         In 2014, Plaintiff was once again roomed with resident Eric Smith for a few weeks, and Smith again started making verbal sexual advances. (Pl.'s Dep. pp. 21, 28, 31.) Plaintiff complained to Defendant Hankins, who did not move Plaintiff, and also to Defendant Ganz, who took no action. Plaintiff then filed a grievance claiming Smith as an enemy and was moved out of the room. (Pl.'s Dep. pp. 21-23, 32, 33.) By this time, resident Smith had also requested a room change, accusing Plaintiff of threatening him. (Pl.'s Dep. pp. 62-63.)

         In the Fall of 2014, Plaintiff requested to room with resident David Mackel. Plaintiff knew that Mackel was sexually active, but Plaintiff and had Mackel agreed that, as a condition of rooming together, Mackel would not attempt to engage in any sexual activities with Plaintiff. Plaintiff believed Mackel's promise because Mackel was involved in a relationship with another resident at the time. (Pl.'s Dep. pp. 23-24, 94.) Unfortunately, Mackel did not keep his promise. Mackel repeatedly masturbated at night in front of Plaintiff, pressured Plaintiff for oral and anal sex, and once reached down Plaintiff's pants and grabbed Plaintiff's testicles.

         Plaintiff reported resident Mackel's behavior to staff but no action was taken.
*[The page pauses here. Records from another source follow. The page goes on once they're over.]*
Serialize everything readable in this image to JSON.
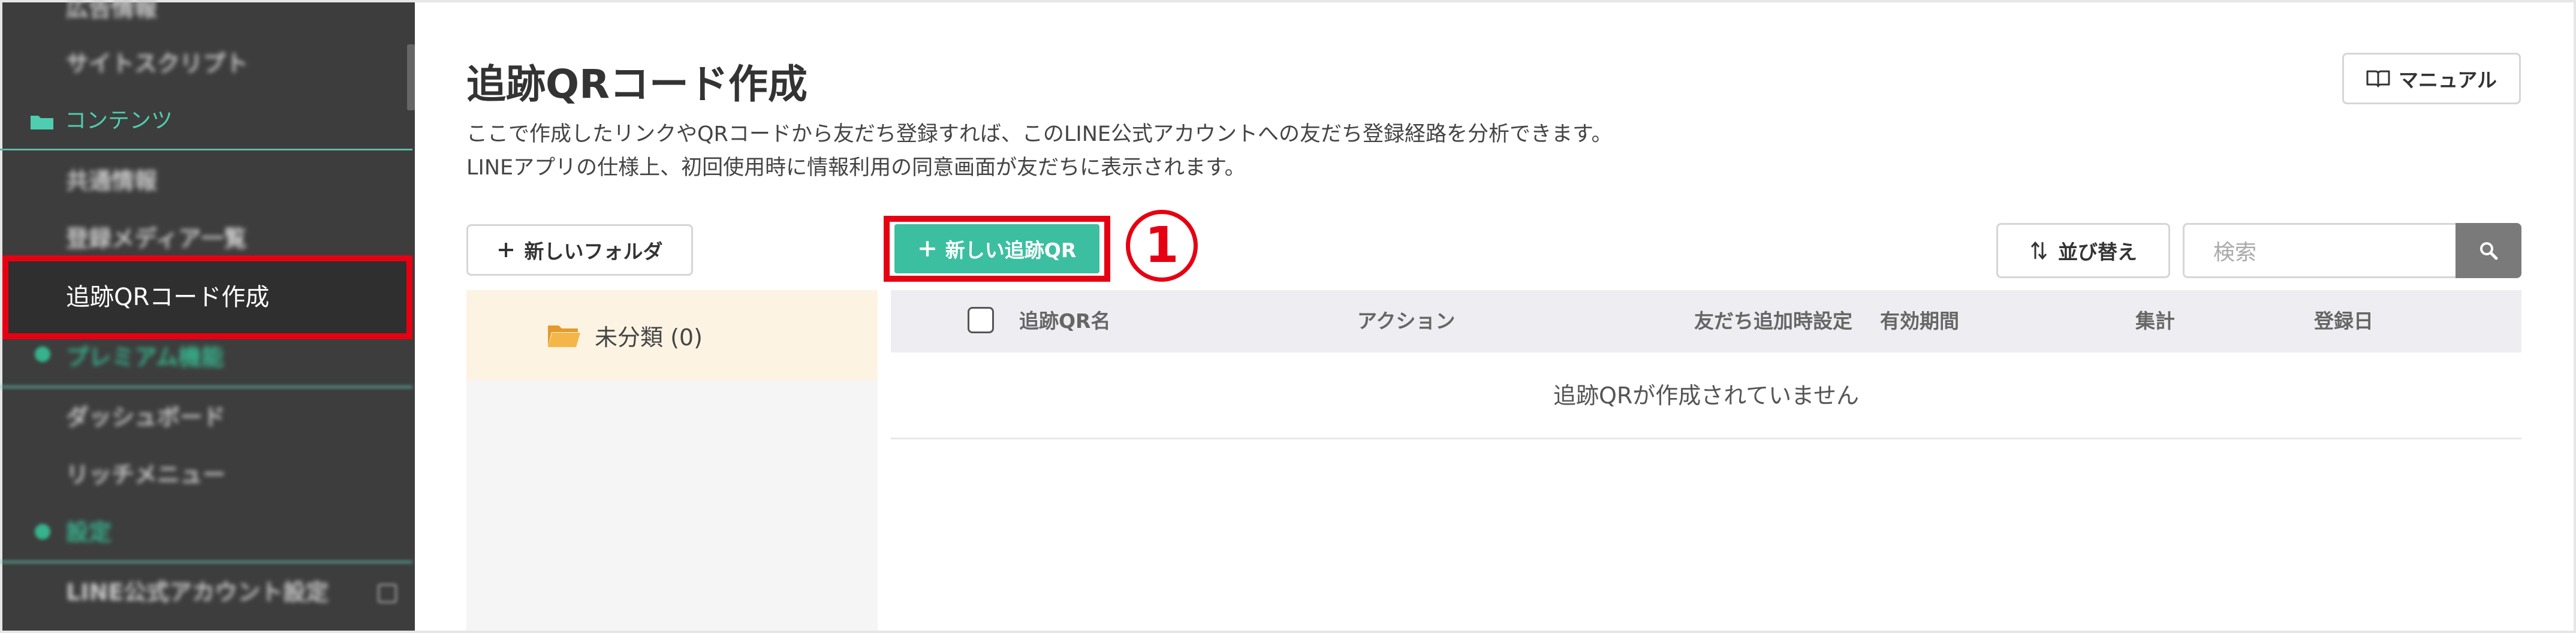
{
  "sidebar": {
    "items": [
      {
        "label": "広告情報"
      },
      {
        "label": "サイトスクリプト"
      },
      {
        "label": "コンテンツ"
      },
      {
        "label": "共通情報"
      },
      {
        "label": "登録メディア一覧"
      },
      {
        "label": "追跡QRコード作成"
      },
      {
        "label": "プレミアム機能"
      },
      {
        "label": "ダッシュボード"
      },
      {
        "label": "リッチメニュー"
      },
      {
        "label": "設定"
      },
      {
        "label": "LINE公式アカウント設定"
      }
    ]
  },
  "header": {
    "title": "追跡QRコード作成",
    "description_line1": "ここで作成したリンクやQRコードから友だち登録すれば、このLINE公式アカウントへの友だち登録経路を分析できます。",
    "description_line2": "LINEアプリの仕様上、初回使用時に情報利用の同意画面が友だちに表示されます。",
    "manual_label": "マニュアル"
  },
  "toolbar": {
    "new_folder_label": "新しいフォルダ",
    "new_qr_label": "新しい追跡QR",
    "callout_number": "1",
    "sort_label": "並び替え",
    "search_placeholder": "検索"
  },
  "folders": [
    {
      "label": "未分類 (0)"
    }
  ],
  "table": {
    "columns": [
      "追跡QR名",
      "アクション",
      "友だち追加時設定",
      "有効期間",
      "集計",
      "登録日"
    ],
    "empty_message": "追跡QRが作成されていません"
  },
  "colors": {
    "accent": "#3cbfa0",
    "highlight": "#e60012",
    "sidebar_bg": "#3d3d3d"
  }
}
One day, Plaintiff had his room window covered during the day in order to sleep, and Defendant Morton commented loudly in front of everyone that Plaintiff would not need to sleep during the day “if [Plaintiff] wasn't up all night sucking dick.” (Pl.'s Dep. pp. 24-27.)

         Plaintiff continued to report resident Mackel's behavior to staff and his clinical treatment team, including Defendants Dougherty, Hankins, Kindhart, Culhan, Morton, Teel, Thomas, Louck, Ganz, and Shroeder, but Plaintiff was not moved from the room. (Pl.'s Dep. pp. 2, 11, 12, 14, 29, 35, 91.) Defendant Ganz told Plaintiff to talk about the incident in group therapy. (Pl.'s Dep. p. 80.) Defendant Louck filled out an incident report regarding Plaintiff's allegations and sent an email to Defendant Jumper. (Louck Aff. para. 6.)[3]Louck avers that the ...

Buy This Entire Record For $7.95

Download the entire decision to receive the complete text, official citation,
docket number, dissents and concurrences, and footnotes for this case.

Learn more about what you receive with purchase of this case.